Activity: Show only those lines of the entries where the string "label" is found.

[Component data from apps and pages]
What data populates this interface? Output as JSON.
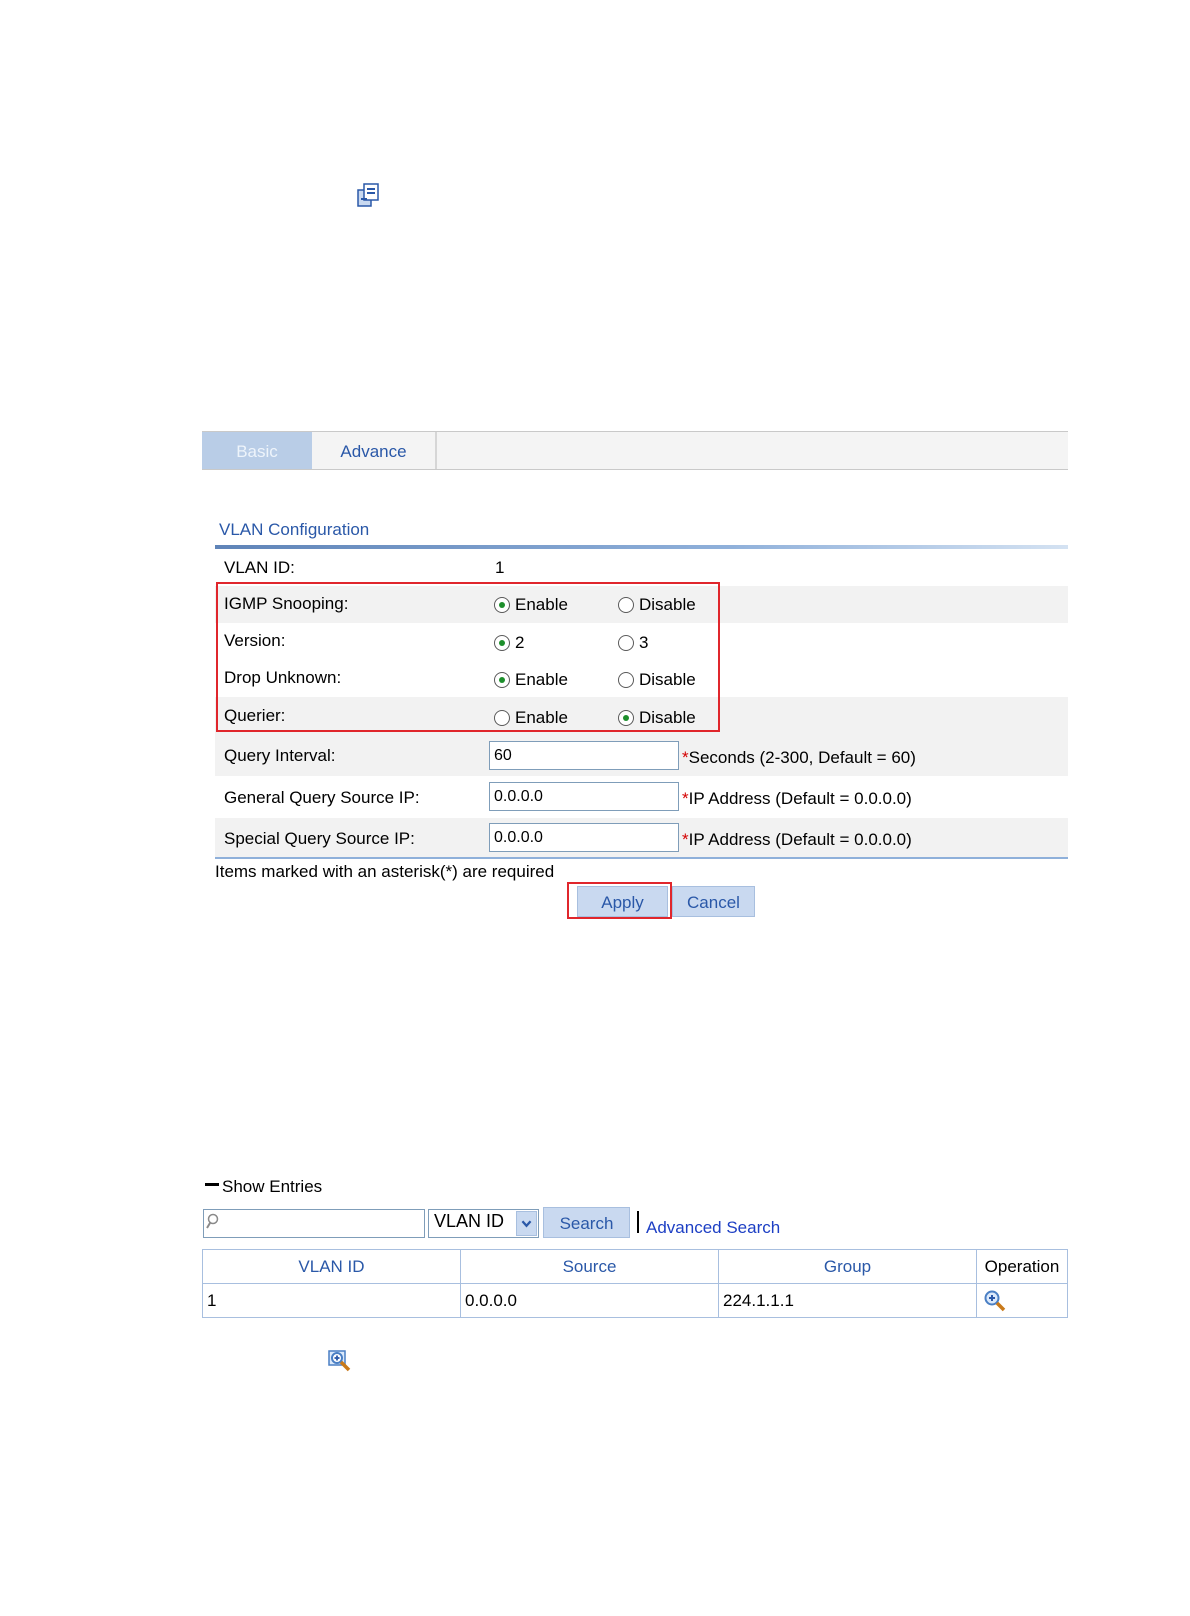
{
  "tabs": [
    {
      "label": "Basic",
      "active": true
    },
    {
      "label": "Advance",
      "active": false
    }
  ],
  "section": {
    "title": "VLAN Configuration"
  },
  "vlan": {
    "label": "VLAN ID:",
    "value": "1"
  },
  "options": {
    "igmp": {
      "label": "IGMP Snooping:",
      "opt1": "Enable",
      "opt2": "Disable",
      "selected": "Enable"
    },
    "version": {
      "label": "Version:",
      "opt1": "2",
      "opt2": "3",
      "selected": "2"
    },
    "drop": {
      "label": "Drop Unknown:",
      "opt1": "Enable",
      "opt2": "Disable",
      "selected": "Enable"
    },
    "querier": {
      "label": "Querier:",
      "opt1": "Enable",
      "opt2": "Disable",
      "selected": "Disable"
    }
  },
  "fields": {
    "query_interval": {
      "label": "Query Interval:",
      "value": "60",
      "hint": "Seconds (2-300, Default = 60)"
    },
    "general_ip": {
      "label": "General Query Source IP:",
      "value": "0.0.0.0",
      "hint": "IP Address (Default = 0.0.0.0)"
    },
    "special_ip": {
      "label": "Special Query Source IP:",
      "value": "0.0.0.0",
      "hint": "IP Address (Default = 0.0.0.0)"
    }
  },
  "asterisk": "*",
  "required_note": "Items marked with an asterisk(*) are required",
  "buttons": {
    "apply": "Apply",
    "cancel": "Cancel"
  },
  "entries": {
    "title": "Show Entries",
    "search_value": "",
    "filter_selected": "VLAN ID",
    "search_button": "Search",
    "advanced_search": "Advanced Search",
    "columns": [
      "VLAN ID",
      "Source",
      "Group",
      "Operation"
    ],
    "rows": [
      {
        "vlan_id": "1",
        "source": "0.0.0.0",
        "group": "224.1.1.1",
        "operation_icon": "zoom-icon"
      }
    ]
  },
  "colors": {
    "highlight": "#e0262c",
    "link": "#2a58a8",
    "radio_selected": "#1d8f2c"
  }
}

Result for this exercise:
      "label": "Basic",
      "label": "Advance",
    "label": "VLAN ID:",
      "label": "IGMP Snooping:",
      "label": "Version:",
      "label": "Drop Unknown:",
      "label": "Querier:",
      "label": "Query Interval:",
      "label": "General Query Source IP:",
      "label": "Special Query Source IP:",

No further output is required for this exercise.